But there are a couple areas where Samsung could learn from the competition:

  • Live photos: These are disabled by default on the S23, and for good reason. They’re kind of janky, only showing a very short and choppy snippet of the motion before cutting to the still image. It’s a huge bummer for someone who loves live photos like me.
  • Video: It’s good, but it can’t compete with the iPhone’s video prowess. Enabling HDR often results in blocky artifacts, and you have to jump through hoops to get high-resolution, high bitrate HDR video that you can actually rely on.

Classic Samsung-isms:

There’s always a bit more setup and configuration required with a Samsung phone, and the S23 is no exception. I had to plug it into my Mac and manually remove a bunch of pre-installed third-party apps (like Facebook, a few different Microsoft apps, and McAfee!) that I didn’t want. This is something I’ve always found frustrating about Samsung phones, and it contributes to the narrative that they’re bloated.

But once you get past that initial hurdle, there’s a lot to love about Samsung’s software. The Gallery app groups similar photos together for a cleaner view, and Quick Share lets you share links or QR codes of content with people who don’t have Samsung devices (though Android’s native Nearby Share is a more universal solution and generally better for everyone, it still lacks link sharing). And let’s not forget about Bixby text call, which can screen calls and transcribe the caller’s words for you — a lifesaver for those of us who are tired of spam calls!

Small but mighty:

The size of the S23 is one of its biggest selling points for me. It’s not tiny, but it’s much more comfortable to handle than most phones on the market, especially compared to the behemoth that is the S23 Ultra.
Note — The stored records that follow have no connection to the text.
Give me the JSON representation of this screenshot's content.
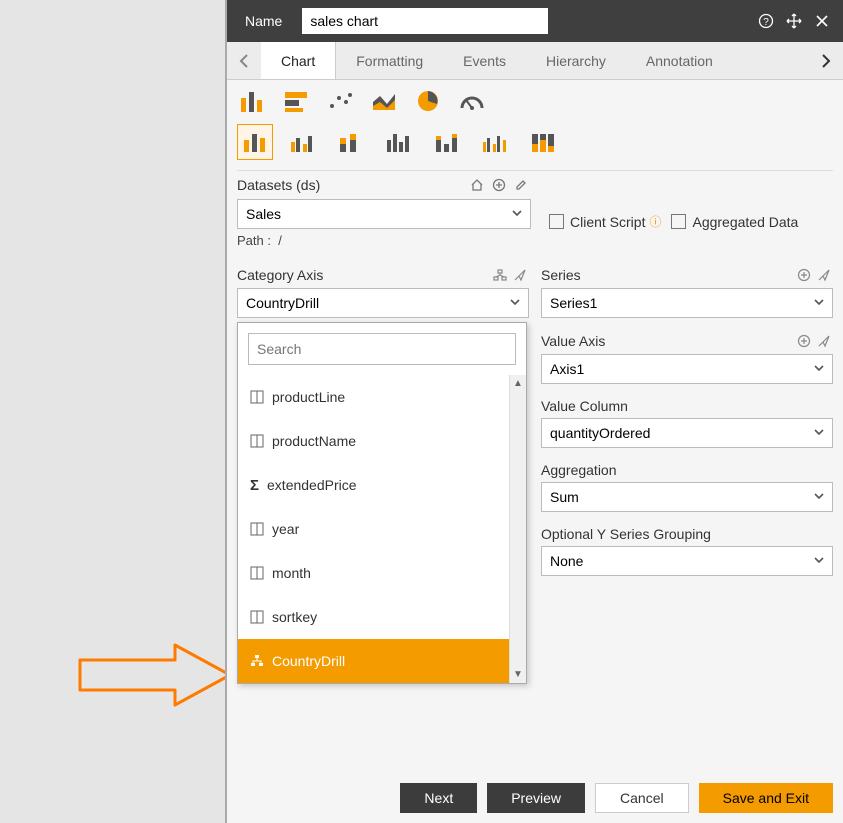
{
  "titlebar": {
    "label": "Name",
    "value": "sales chart",
    "icons": {
      "help": "help-icon",
      "move": "move-icon",
      "close": "close-icon"
    }
  },
  "tabs": {
    "items": [
      "Chart",
      "Formatting",
      "Events",
      "Hierarchy",
      "Annotation"
    ],
    "active": "Chart"
  },
  "chart_types": {
    "row1": [
      "bar-chart-icon",
      "stacked-bar-icon",
      "scatter-icon",
      "area-icon",
      "pie-icon",
      "gauge-icon"
    ],
    "row2": [
      "bar-sub-1-icon",
      "bar-sub-2-icon",
      "bar-sub-3-icon",
      "bar-sub-4-icon",
      "bar-sub-5-icon",
      "bar-sub-6-icon",
      "bar-sub-7-icon"
    ],
    "selected_sub": 0
  },
  "datasets": {
    "label": "Datasets (ds)",
    "value": "Sales",
    "path_label": "Path :",
    "path_value": "/",
    "icons": [
      "home-icon",
      "add-icon",
      "edit-icon"
    ]
  },
  "flags": {
    "client_script": "Client Script",
    "aggregated": "Aggregated Data"
  },
  "left": {
    "category_axis": {
      "label": "Category Axis",
      "value": "CountryDrill",
      "icons": [
        "tree-icon",
        "send-icon"
      ]
    },
    "dropdown": {
      "search_placeholder": "Search",
      "items": [
        {
          "type": "column",
          "label": "productLine"
        },
        {
          "type": "column",
          "label": "productName"
        },
        {
          "type": "sigma",
          "label": "extendedPrice"
        },
        {
          "type": "column",
          "label": "year"
        },
        {
          "type": "column",
          "label": "month"
        },
        {
          "type": "column",
          "label": "sortkey"
        },
        {
          "type": "drill",
          "label": "CountryDrill"
        }
      ],
      "selected_index": 6
    }
  },
  "right": {
    "series": {
      "label": "Series",
      "value": "Series1",
      "icons": [
        "add-icon",
        "send-icon"
      ]
    },
    "value_axis": {
      "label": "Value Axis",
      "value": "Axis1",
      "icons": [
        "add-icon",
        "send-icon"
      ]
    },
    "value_column": {
      "label": "Value Column",
      "value": "quantityOrdered"
    },
    "aggregation": {
      "label": "Aggregation",
      "value": "Sum"
    },
    "grouping": {
      "label": "Optional Y Series Grouping",
      "value": "None"
    }
  },
  "footer": {
    "next": "Next",
    "preview": "Preview",
    "cancel": "Cancel",
    "save": "Save and Exit"
  }
}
And despite its small stature, it packs a punch. The flagship processor ensures smooth performance, and the battery life is excellent. Plus, Samsung’s Deep Sleep feature effectively puts attention-grabbing apps to sleep, preventing them from draining your battery and hogging resources in the background.

Final thoughts:

We’re just a couple of months away from Samsung’s next big phone launch, but a fresh install of One UI 6 on my nearly year-old S23 has made it feel brand new. It’s a testament to the quality of engineering and design that went into this phone, and to the maturity and competence of the Android platform itself. I can’t wait to see what Samsung has in store for us next!

Overall, the Samsung Galaxy S23 is a worthy daily driver, especially after the One UI 6 update. It’s not perfect, but it’s a great option for those who want a powerful, compact phone with a good camera and a ton of useful features.

I hope you enjoyed my experience with the Samsung Galaxy S23! Let me know if you have any questions.